[RECORDS]:
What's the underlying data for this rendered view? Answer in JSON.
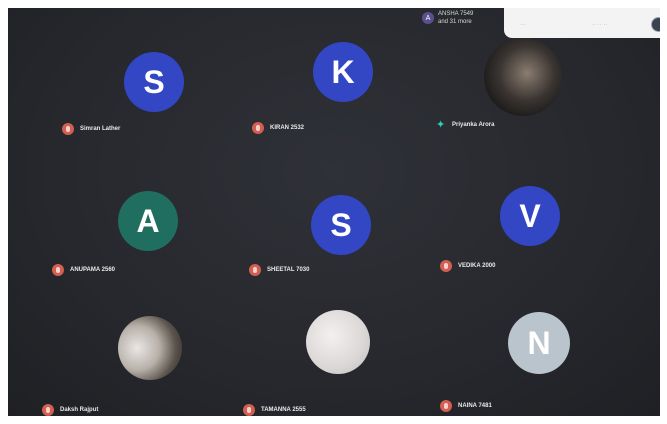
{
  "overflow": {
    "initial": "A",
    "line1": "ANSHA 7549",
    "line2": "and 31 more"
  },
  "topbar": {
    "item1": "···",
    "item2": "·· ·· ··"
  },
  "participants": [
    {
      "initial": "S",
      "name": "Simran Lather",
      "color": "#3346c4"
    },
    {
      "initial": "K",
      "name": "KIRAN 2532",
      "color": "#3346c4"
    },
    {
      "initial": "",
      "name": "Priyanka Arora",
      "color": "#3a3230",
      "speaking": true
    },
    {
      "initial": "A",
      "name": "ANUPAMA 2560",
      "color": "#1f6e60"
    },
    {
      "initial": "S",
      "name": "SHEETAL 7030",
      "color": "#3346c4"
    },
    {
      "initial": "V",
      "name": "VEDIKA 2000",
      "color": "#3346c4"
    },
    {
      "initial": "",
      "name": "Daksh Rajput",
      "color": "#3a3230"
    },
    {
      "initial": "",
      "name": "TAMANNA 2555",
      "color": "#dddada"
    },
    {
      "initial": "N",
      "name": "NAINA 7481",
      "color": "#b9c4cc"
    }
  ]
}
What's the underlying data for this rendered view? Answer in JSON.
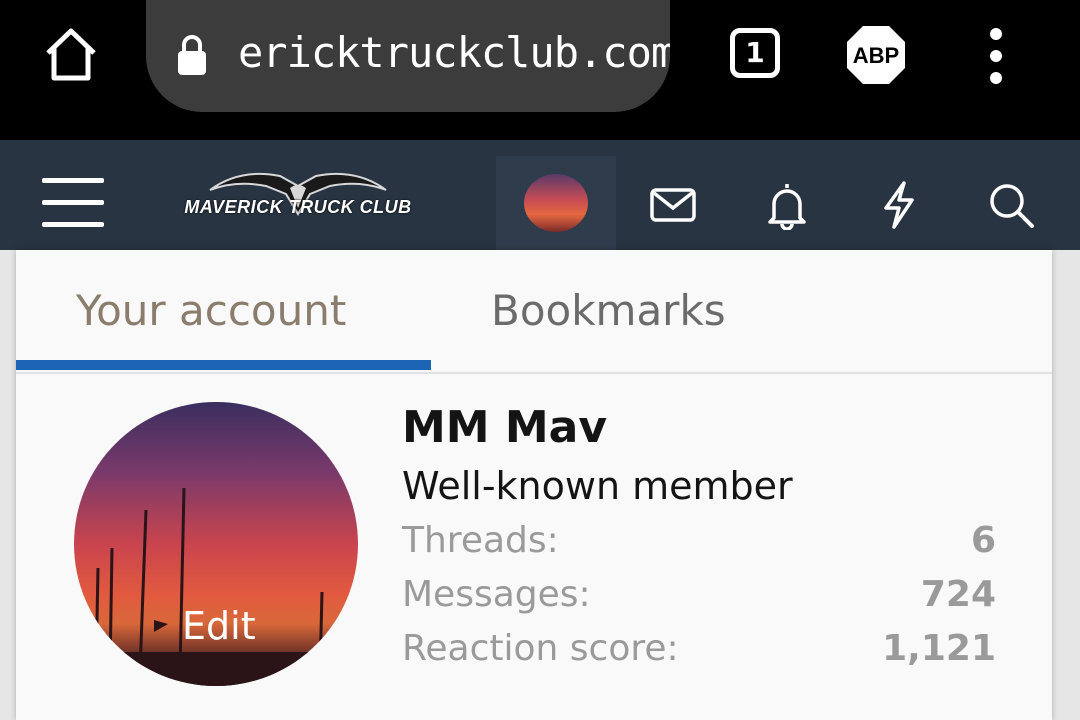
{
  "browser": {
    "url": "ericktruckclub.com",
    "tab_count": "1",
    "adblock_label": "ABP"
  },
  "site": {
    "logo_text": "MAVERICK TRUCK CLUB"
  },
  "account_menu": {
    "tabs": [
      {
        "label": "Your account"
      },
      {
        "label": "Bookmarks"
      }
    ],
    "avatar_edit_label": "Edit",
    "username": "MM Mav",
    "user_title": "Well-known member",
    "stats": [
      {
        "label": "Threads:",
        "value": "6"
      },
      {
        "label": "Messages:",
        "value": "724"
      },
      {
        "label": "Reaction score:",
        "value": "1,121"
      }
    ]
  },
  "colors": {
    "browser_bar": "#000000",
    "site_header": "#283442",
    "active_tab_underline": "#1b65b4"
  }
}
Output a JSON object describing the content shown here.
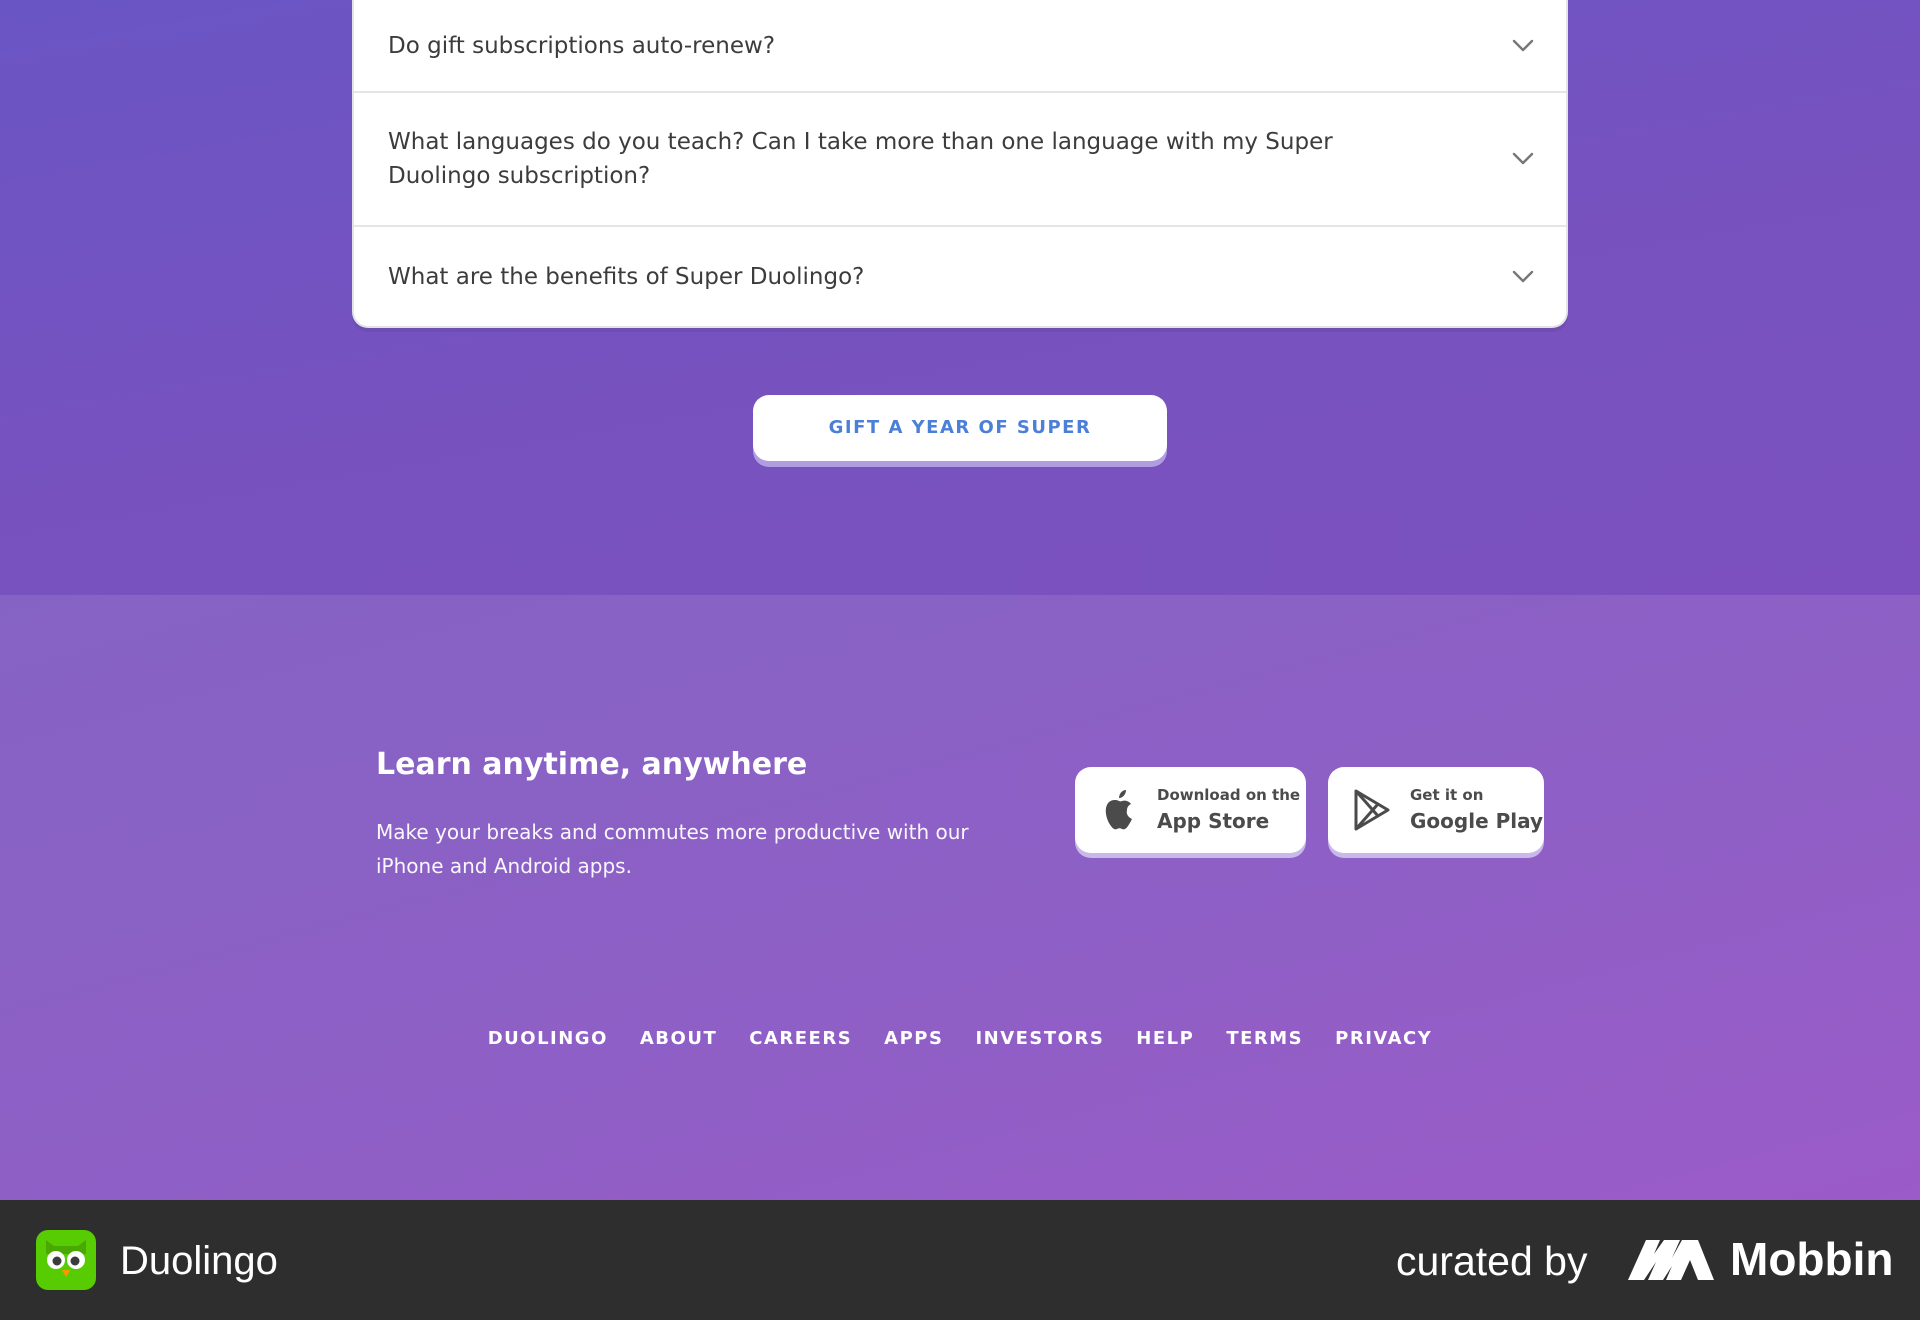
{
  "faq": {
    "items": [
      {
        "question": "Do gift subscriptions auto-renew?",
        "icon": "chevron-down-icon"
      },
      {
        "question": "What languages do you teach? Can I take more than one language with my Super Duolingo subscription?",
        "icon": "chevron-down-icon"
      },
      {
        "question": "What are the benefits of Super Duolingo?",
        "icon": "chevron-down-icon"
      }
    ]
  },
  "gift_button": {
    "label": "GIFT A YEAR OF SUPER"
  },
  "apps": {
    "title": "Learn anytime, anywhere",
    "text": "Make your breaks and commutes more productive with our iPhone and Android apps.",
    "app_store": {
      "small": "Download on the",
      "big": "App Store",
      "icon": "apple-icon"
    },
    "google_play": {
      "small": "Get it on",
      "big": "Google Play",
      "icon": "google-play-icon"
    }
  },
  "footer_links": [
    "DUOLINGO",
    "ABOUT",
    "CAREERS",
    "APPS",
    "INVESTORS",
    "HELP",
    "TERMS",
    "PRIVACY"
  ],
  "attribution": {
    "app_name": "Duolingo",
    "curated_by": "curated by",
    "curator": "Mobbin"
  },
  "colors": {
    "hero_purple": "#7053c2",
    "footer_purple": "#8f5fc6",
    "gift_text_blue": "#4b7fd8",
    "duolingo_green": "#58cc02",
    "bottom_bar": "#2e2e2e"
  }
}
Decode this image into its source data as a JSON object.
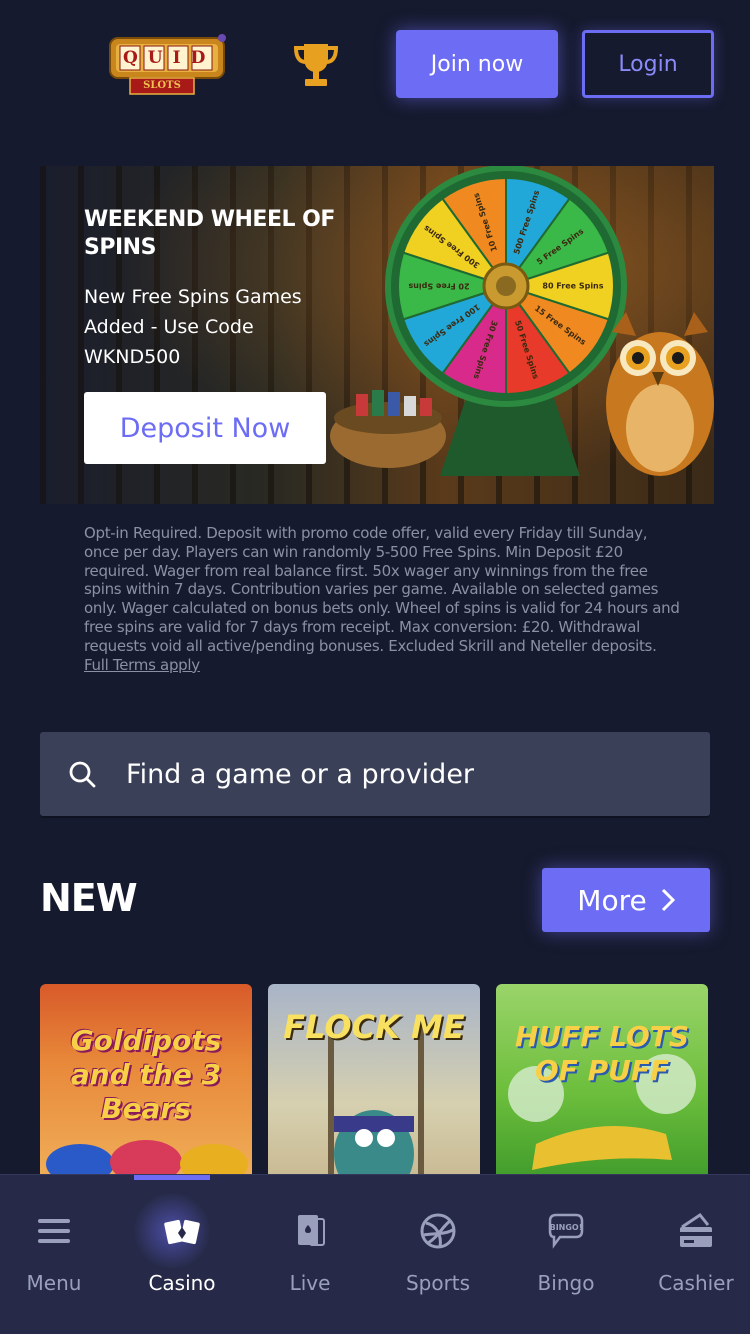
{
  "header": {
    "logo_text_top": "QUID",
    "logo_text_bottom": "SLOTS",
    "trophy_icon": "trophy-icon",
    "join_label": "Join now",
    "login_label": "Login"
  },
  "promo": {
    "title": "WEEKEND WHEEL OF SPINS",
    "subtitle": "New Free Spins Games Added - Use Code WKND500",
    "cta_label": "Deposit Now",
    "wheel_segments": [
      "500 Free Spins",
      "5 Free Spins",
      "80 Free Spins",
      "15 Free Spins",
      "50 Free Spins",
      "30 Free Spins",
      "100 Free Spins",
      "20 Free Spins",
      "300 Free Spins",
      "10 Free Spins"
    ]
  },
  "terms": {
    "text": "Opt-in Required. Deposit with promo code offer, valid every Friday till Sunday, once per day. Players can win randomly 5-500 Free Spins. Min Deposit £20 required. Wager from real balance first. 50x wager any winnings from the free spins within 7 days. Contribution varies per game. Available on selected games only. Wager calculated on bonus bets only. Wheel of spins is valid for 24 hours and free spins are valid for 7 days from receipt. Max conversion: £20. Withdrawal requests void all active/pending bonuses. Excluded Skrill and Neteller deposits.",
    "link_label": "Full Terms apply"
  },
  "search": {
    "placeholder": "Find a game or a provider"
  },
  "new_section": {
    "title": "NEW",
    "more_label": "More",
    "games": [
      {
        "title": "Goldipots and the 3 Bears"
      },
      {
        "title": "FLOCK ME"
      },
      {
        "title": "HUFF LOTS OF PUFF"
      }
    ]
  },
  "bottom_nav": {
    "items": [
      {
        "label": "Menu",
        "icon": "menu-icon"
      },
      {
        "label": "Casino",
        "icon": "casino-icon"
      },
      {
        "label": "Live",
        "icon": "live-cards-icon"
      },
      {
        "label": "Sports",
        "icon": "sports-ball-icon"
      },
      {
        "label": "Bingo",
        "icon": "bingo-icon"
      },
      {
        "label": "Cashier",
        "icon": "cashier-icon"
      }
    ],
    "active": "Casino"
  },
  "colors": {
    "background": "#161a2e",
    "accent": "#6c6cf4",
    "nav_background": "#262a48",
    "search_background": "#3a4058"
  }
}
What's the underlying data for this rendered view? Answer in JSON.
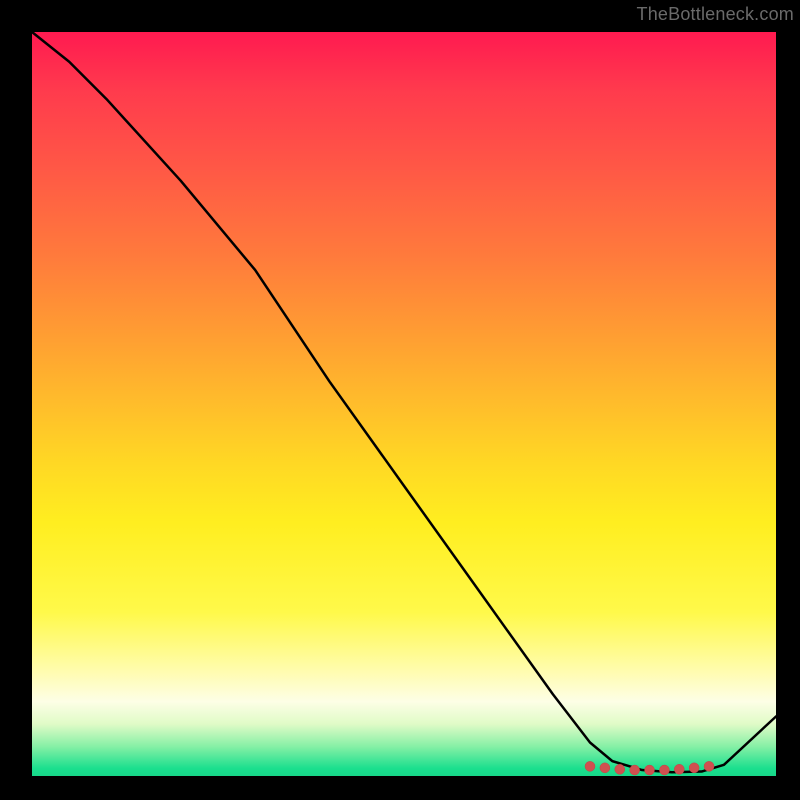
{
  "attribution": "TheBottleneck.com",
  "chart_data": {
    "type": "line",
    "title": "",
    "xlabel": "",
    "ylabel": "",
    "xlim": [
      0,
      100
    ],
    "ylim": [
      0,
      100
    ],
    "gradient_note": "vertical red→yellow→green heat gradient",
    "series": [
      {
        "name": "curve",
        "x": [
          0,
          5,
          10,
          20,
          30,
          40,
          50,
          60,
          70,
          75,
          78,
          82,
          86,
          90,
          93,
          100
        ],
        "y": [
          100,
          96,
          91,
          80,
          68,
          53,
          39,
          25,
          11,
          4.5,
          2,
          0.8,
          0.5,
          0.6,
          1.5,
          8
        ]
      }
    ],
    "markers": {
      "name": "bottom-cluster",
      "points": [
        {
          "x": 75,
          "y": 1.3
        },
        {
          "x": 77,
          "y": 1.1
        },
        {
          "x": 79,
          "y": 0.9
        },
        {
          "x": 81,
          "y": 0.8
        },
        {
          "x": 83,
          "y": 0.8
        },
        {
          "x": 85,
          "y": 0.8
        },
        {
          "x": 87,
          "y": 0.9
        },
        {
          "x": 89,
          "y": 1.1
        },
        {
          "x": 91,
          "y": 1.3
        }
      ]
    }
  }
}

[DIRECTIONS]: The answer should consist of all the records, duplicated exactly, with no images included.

[PROBLEM SOLUTION]:
What's the underlying data for this rendered view? Answer in JSON.
{
  "overflow": {
    "initial": "A",
    "line1": "ANSHA 7549",
    "line2": "and 31 more"
  },
  "topbar": {
    "item1": "···",
    "item2": "·· ·· ··"
  },
  "participants": [
    {
      "initial": "S",
      "name": "Simran Lather",
      "color": "#3346c4"
    },
    {
      "initial": "K",
      "name": "KIRAN 2532",
      "color": "#3346c4"
    },
    {
      "initial": "",
      "name": "Priyanka Arora",
      "color": "#3a3230",
      "speaking": true
    },
    {
      "initial": "A",
      "name": "ANUPAMA 2560",
      "color": "#1f6e60"
    },
    {
      "initial": "S",
      "name": "SHEETAL 7030",
      "color": "#3346c4"
    },
    {
      "initial": "V",
      "name": "VEDIKA 2000",
      "color": "#3346c4"
    },
    {
      "initial": "",
      "name": "Daksh Rajput",
      "color": "#3a3230"
    },
    {
      "initial": "",
      "name": "TAMANNA 2555",
      "color": "#dddada"
    },
    {
      "initial": "N",
      "name": "NAINA 7481",
      "color": "#b9c4cc"
    }
  ]
}
What's the underlying data for this rendered view? Answer in JSON.
{
  "browser": {
    "url": "ericktruckclub.com",
    "tab_count": "1",
    "adblock_label": "ABP"
  },
  "site": {
    "logo_text": "MAVERICK TRUCK CLUB"
  },
  "account_menu": {
    "tabs": [
      {
        "label": "Your account"
      },
      {
        "label": "Bookmarks"
      }
    ],
    "avatar_edit_label": "Edit",
    "username": "MM Mav",
    "user_title": "Well-known member",
    "stats": [
      {
        "label": "Threads:",
        "value": "6"
      },
      {
        "label": "Messages:",
        "value": "724"
      },
      {
        "label": "Reaction score:",
        "value": "1,121"
      }
    ]
  },
  "colors": {
    "browser_bar": "#000000",
    "site_header": "#283442",
    "active_tab_underline": "#1b65b4"
  }
}
Output a JSON object describing the content shown here.
{
  "faq": {
    "items": [
      {
        "question": "Do gift subscriptions auto-renew?",
        "icon": "chevron-down-icon"
      },
      {
        "question": "What languages do you teach? Can I take more than one language with my Super Duolingo subscription?",
        "icon": "chevron-down-icon"
      },
      {
        "question": "What are the benefits of Super Duolingo?",
        "icon": "chevron-down-icon"
      }
    ]
  },
  "gift_button": {
    "label": "GIFT A YEAR OF SUPER"
  },
  "apps": {
    "title": "Learn anytime, anywhere",
    "text": "Make your breaks and commutes more productive with our iPhone and Android apps.",
    "app_store": {
      "small": "Download on the",
      "big": "App Store",
      "icon": "apple-icon"
    },
    "google_play": {
      "small": "Get it on",
      "big": "Google Play",
      "icon": "google-play-icon"
    }
  },
  "footer_links": [
    "DUOLINGO",
    "ABOUT",
    "CAREERS",
    "APPS",
    "INVESTORS",
    "HELP",
    "TERMS",
    "PRIVACY"
  ],
  "attribution": {
    "app_name": "Duolingo",
    "curated_by": "curated by",
    "curator": "Mobbin"
  },
  "colors": {
    "hero_purple": "#7053c2",
    "footer_purple": "#8f5fc6",
    "gift_text_blue": "#4b7fd8",
    "duolingo_green": "#58cc02",
    "bottom_bar": "#2e2e2e"
  }
}
Decode this image into its source data as a JSON object.
{
  "header": {
    "logo_text_top": "QUID",
    "logo_text_bottom": "SLOTS",
    "trophy_icon": "trophy-icon",
    "join_label": "Join now",
    "login_label": "Login"
  },
  "promo": {
    "title": "WEEKEND WHEEL OF SPINS",
    "subtitle": "New Free Spins Games Added - Use Code WKND500",
    "cta_label": "Deposit Now",
    "wheel_segments": [
      "500 Free Spins",
      "5 Free Spins",
      "80 Free Spins",
      "15 Free Spins",
      "50 Free Spins",
      "30 Free Spins",
      "100 Free Spins",
      "20 Free Spins",
      "300 Free Spins",
      "10 Free Spins"
    ]
  },
  "terms": {
    "text": "Opt-in Required. Deposit with promo code offer, valid every Friday till Sunday, once per day. Players can win randomly 5-500 Free Spins. Min Deposit £20 required. Wager from real balance first. 50x wager any winnings from the free spins within 7 days. Contribution varies per game. Available on selected games only. Wager calculated on bonus bets only. Wheel of spins is valid for 24 hours and free spins are valid for 7 days from receipt. Max conversion: £20. Withdrawal requests void all active/pending bonuses. Excluded Skrill and Neteller deposits.",
    "link_label": "Full Terms apply"
  },
  "search": {
    "placeholder": "Find a game or a provider"
  },
  "new_section": {
    "title": "NEW",
    "more_label": "More",
    "games": [
      {
        "title": "Goldipots and the 3 Bears"
      },
      {
        "title": "FLOCK ME"
      },
      {
        "title": "HUFF LOTS OF PUFF"
      }
    ]
  },
  "bottom_nav": {
    "items": [
      {
        "label": "Menu",
        "icon": "menu-icon"
      },
      {
        "label": "Casino",
        "icon": "casino-icon"
      },
      {
        "label": "Live",
        "icon": "live-cards-icon"
      },
      {
        "label": "Sports",
        "icon": "sports-ball-icon"
      },
      {
        "label": "Bingo",
        "icon": "bingo-icon"
      },
      {
        "label": "Cashier",
        "icon": "cashier-icon"
      }
    ],
    "active": "Casino"
  },
  "colors": {
    "background": "#161a2e",
    "accent": "#6c6cf4",
    "nav_background": "#262a48",
    "search_background": "#3a4058"
  }
}
What's the underlying data for this rendered view? Answer in JSON.
{
  "attribution": "TheBottleneck.com",
  "chart_data": {
    "type": "line",
    "title": "",
    "xlabel": "",
    "ylabel": "",
    "xlim": [
      0,
      100
    ],
    "ylim": [
      0,
      100
    ],
    "gradient_note": "vertical red→yellow→green heat gradient",
    "series": [
      {
        "name": "curve",
        "x": [
          0,
          5,
          10,
          20,
          30,
          40,
          50,
          60,
          70,
          75,
          78,
          82,
          86,
          90,
          93,
          100
        ],
        "y": [
          100,
          96,
          91,
          80,
          68,
          53,
          39,
          25,
          11,
          4.5,
          2,
          0.8,
          0.5,
          0.6,
          1.5,
          8
        ]
      }
    ],
    "markers": {
      "name": "bottom-cluster",
      "points": [
        {
          "x": 75,
          "y": 1.3
        },
        {
          "x": 77,
          "y": 1.1
        },
        {
          "x": 79,
          "y": 0.9
        },
        {
          "x": 81,
          "y": 0.8
        },
        {
          "x": 83,
          "y": 0.8
        },
        {
          "x": 85,
          "y": 0.8
        },
        {
          "x": 87,
          "y": 0.9
        },
        {
          "x": 89,
          "y": 1.1
        },
        {
          "x": 91,
          "y": 1.3
        }
      ]
    }
  }
}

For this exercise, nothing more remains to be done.